RECORD EXCERPTS:
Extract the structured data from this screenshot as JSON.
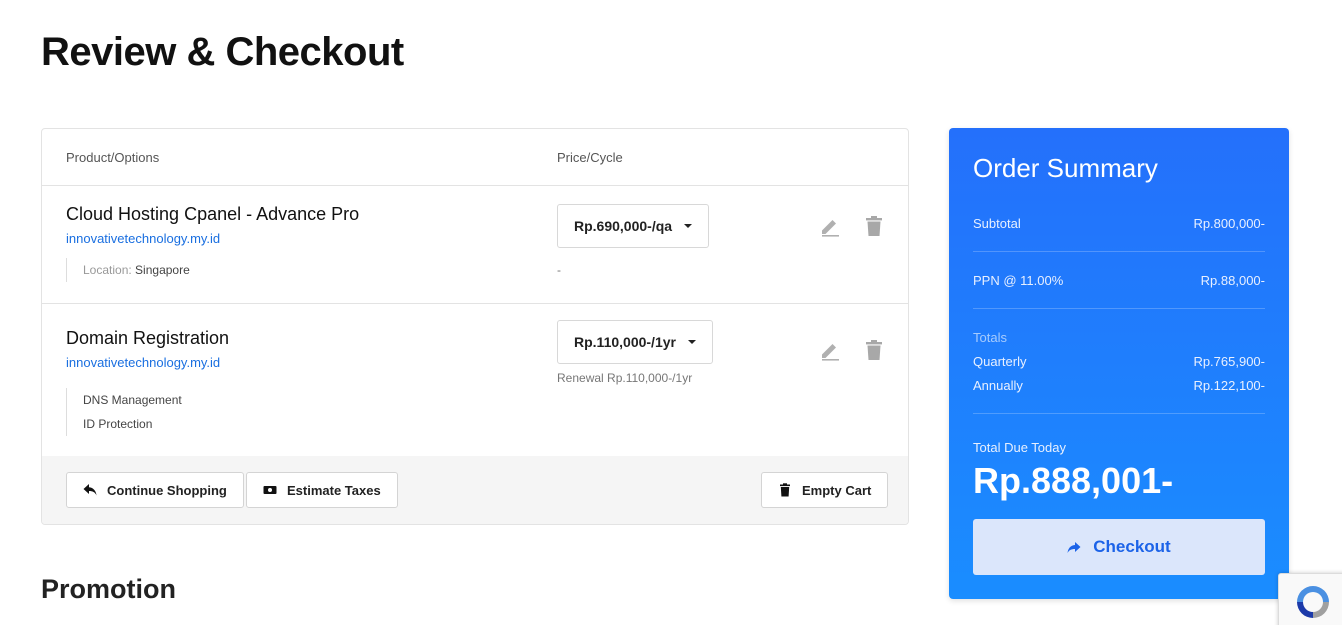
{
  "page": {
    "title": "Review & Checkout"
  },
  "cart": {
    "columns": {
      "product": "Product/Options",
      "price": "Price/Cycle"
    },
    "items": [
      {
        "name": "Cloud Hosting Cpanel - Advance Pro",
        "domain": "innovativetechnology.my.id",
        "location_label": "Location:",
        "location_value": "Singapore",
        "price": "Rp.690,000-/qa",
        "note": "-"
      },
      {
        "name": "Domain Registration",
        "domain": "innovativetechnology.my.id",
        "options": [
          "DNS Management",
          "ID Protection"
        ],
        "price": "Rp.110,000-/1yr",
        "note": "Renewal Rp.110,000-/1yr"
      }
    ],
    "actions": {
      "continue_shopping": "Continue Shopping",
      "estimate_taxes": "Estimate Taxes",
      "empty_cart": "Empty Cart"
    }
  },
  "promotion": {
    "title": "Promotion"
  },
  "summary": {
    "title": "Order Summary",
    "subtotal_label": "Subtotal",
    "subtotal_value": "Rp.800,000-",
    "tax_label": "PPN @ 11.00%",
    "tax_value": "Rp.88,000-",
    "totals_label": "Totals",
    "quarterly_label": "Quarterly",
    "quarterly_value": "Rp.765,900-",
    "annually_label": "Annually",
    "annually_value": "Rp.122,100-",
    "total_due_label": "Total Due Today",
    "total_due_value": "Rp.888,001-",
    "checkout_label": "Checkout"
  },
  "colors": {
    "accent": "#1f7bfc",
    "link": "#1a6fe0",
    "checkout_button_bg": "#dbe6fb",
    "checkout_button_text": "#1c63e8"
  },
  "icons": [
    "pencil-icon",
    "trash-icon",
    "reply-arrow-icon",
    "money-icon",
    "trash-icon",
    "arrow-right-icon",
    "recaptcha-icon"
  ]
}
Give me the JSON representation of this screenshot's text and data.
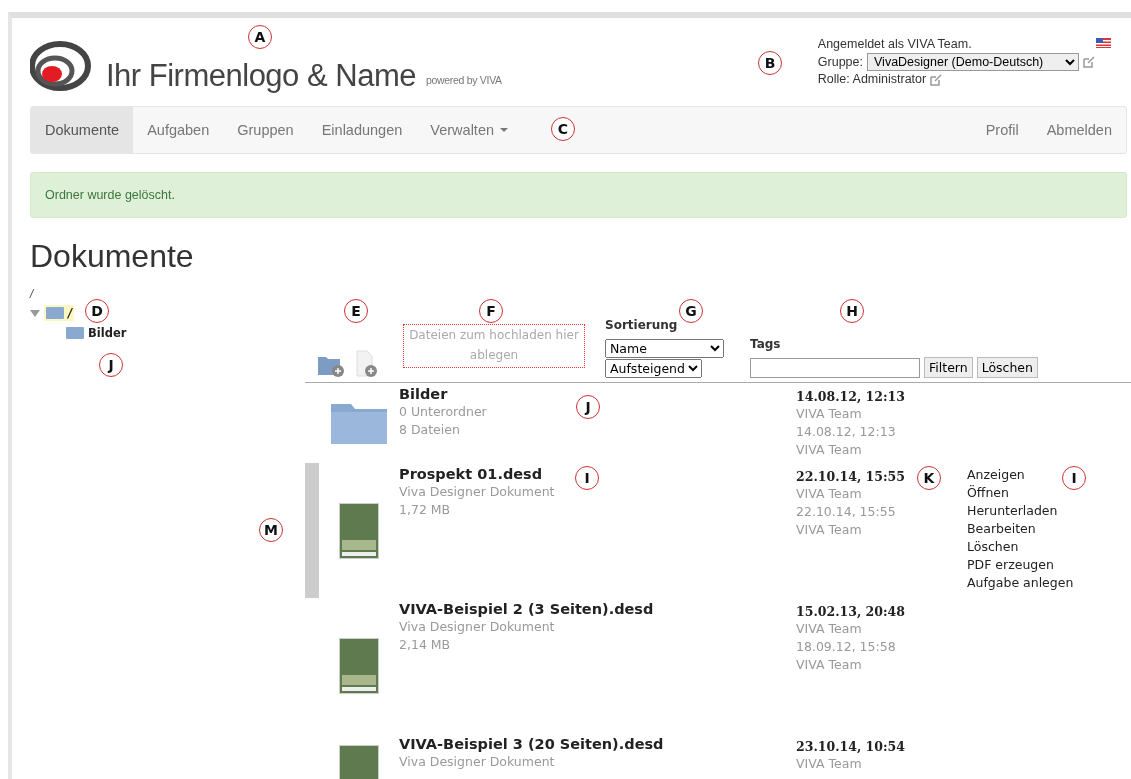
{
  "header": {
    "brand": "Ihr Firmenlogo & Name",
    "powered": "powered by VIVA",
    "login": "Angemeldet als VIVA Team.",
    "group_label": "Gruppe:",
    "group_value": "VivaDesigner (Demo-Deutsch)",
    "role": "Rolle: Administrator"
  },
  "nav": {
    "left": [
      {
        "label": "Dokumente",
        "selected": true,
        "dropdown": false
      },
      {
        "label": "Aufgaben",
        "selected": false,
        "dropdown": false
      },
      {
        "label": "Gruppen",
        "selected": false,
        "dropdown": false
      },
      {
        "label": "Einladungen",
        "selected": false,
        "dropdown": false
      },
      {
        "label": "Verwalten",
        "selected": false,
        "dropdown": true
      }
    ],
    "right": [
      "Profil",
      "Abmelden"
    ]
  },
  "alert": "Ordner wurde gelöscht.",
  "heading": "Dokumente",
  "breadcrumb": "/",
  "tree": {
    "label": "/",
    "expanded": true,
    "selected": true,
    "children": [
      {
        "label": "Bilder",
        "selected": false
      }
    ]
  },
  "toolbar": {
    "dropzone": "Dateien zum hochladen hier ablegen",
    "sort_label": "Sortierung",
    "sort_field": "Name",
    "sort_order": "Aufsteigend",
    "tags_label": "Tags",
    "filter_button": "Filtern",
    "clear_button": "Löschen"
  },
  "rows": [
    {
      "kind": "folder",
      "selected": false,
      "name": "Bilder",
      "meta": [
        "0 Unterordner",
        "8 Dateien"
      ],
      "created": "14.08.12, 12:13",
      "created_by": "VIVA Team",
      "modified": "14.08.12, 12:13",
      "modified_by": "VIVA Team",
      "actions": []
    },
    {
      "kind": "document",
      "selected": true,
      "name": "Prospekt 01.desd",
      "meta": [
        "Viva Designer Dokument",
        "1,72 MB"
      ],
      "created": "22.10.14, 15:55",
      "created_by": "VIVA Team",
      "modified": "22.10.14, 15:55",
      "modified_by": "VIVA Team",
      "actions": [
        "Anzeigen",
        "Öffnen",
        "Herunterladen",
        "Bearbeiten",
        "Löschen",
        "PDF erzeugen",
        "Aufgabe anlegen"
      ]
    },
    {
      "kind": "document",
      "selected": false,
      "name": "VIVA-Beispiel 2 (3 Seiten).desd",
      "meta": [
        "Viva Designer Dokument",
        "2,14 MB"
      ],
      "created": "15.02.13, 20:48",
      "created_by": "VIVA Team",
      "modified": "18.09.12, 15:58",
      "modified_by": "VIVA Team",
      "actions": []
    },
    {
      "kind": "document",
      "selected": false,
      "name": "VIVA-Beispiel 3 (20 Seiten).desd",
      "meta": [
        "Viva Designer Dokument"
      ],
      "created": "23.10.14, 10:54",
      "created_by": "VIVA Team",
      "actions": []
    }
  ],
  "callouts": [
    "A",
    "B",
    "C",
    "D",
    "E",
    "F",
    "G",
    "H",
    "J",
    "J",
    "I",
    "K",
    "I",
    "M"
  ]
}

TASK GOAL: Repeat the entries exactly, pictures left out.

WRITTEN SOLUTION:
Extract the structured data from this screenshot as JSON.
{
  "page": {
    "title": "Review & Checkout"
  },
  "cart": {
    "columns": {
      "product": "Product/Options",
      "price": "Price/Cycle"
    },
    "items": [
      {
        "name": "Cloud Hosting Cpanel - Advance Pro",
        "domain": "innovativetechnology.my.id",
        "location_label": "Location:",
        "location_value": "Singapore",
        "price": "Rp.690,000-/qa",
        "note": "-"
      },
      {
        "name": "Domain Registration",
        "domain": "innovativetechnology.my.id",
        "options": [
          "DNS Management",
          "ID Protection"
        ],
        "price": "Rp.110,000-/1yr",
        "note": "Renewal Rp.110,000-/1yr"
      }
    ],
    "actions": {
      "continue_shopping": "Continue Shopping",
      "estimate_taxes": "Estimate Taxes",
      "empty_cart": "Empty Cart"
    }
  },
  "promotion": {
    "title": "Promotion"
  },
  "summary": {
    "title": "Order Summary",
    "subtotal_label": "Subtotal",
    "subtotal_value": "Rp.800,000-",
    "tax_label": "PPN @ 11.00%",
    "tax_value": "Rp.88,000-",
    "totals_label": "Totals",
    "quarterly_label": "Quarterly",
    "quarterly_value": "Rp.765,900-",
    "annually_label": "Annually",
    "annually_value": "Rp.122,100-",
    "total_due_label": "Total Due Today",
    "total_due_value": "Rp.888,001-",
    "checkout_label": "Checkout"
  },
  "colors": {
    "accent": "#1f7bfc",
    "link": "#1a6fe0",
    "checkout_button_bg": "#dbe6fb",
    "checkout_button_text": "#1c63e8"
  },
  "icons": [
    "pencil-icon",
    "trash-icon",
    "reply-arrow-icon",
    "money-icon",
    "trash-icon",
    "arrow-right-icon",
    "recaptcha-icon"
  ]
}
Give me the JSON representation of this screenshot's text and data.
{
  "header": {
    "brand": "Ihr Firmenlogo & Name",
    "powered": "powered by VIVA",
    "login": "Angemeldet als VIVA Team.",
    "group_label": "Gruppe:",
    "group_value": "VivaDesigner (Demo-Deutsch)",
    "role": "Rolle: Administrator"
  },
  "nav": {
    "left": [
      {
        "label": "Dokumente",
        "selected": true,
        "dropdown": false
      },
      {
        "label": "Aufgaben",
        "selected": false,
        "dropdown": false
      },
      {
        "label": "Gruppen",
        "selected": false,
        "dropdown": false
      },
      {
        "label": "Einladungen",
        "selected": false,
        "dropdown": false
      },
      {
        "label": "Verwalten",
        "selected": false,
        "dropdown": true
      }
    ],
    "right": [
      "Profil",
      "Abmelden"
    ]
  },
  "alert": "Ordner wurde gelöscht.",
  "heading": "Dokumente",
  "breadcrumb": "/",
  "tree": {
    "label": "/",
    "expanded": true,
    "selected": true,
    "children": [
      {
        "label": "Bilder",
        "selected": false
      }
    ]
  },
  "toolbar": {
    "dropzone": "Dateien zum hochladen hier ablegen",
    "sort_label": "Sortierung",
    "sort_field": "Name",
    "sort_order": "Aufsteigend",
    "tags_label": "Tags",
    "filter_button": "Filtern",
    "clear_button": "Löschen"
  },
  "rows": [
    {
      "kind": "folder",
      "selected": false,
      "name": "Bilder",
      "meta": [
        "0 Unterordner",
        "8 Dateien"
      ],
      "created": "14.08.12, 12:13",
      "created_by": "VIVA Team",
      "modified": "14.08.12, 12:13",
      "modified_by": "VIVA Team",
      "actions": []
    },
    {
      "kind": "document",
      "selected": true,
      "name": "Prospekt 01.desd",
      "meta": [
        "Viva Designer Dokument",
        "1,72 MB"
      ],
      "created": "22.10.14, 15:55",
      "created_by": "VIVA Team",
      "modified": "22.10.14, 15:55",
      "modified_by": "VIVA Team",
      "actions": [
        "Anzeigen",
        "Öffnen",
        "Herunterladen",
        "Bearbeiten",
        "Löschen",
        "PDF erzeugen",
        "Aufgabe anlegen"
      ]
    },
    {
      "kind": "document",
      "selected": false,
      "name": "VIVA-Beispiel 2 (3 Seiten).desd",
      "meta": [
        "Viva Designer Dokument",
        "2,14 MB"
      ],
      "created": "15.02.13, 20:48",
      "created_by": "VIVA Team",
      "modified": "18.09.12, 15:58",
      "modified_by": "VIVA Team",
      "actions": []
    },
    {
      "kind": "document",
      "selected": false,
      "name": "VIVA-Beispiel 3 (20 Seiten).desd",
      "meta": [
        "Viva Designer Dokument"
      ],
      "created": "23.10.14, 10:54",
      "created_by": "VIVA Team",
      "actions": []
    }
  ],
  "callouts": [
    "A",
    "B",
    "C",
    "D",
    "E",
    "F",
    "G",
    "H",
    "J",
    "J",
    "I",
    "K",
    "I",
    "M"
  ]
}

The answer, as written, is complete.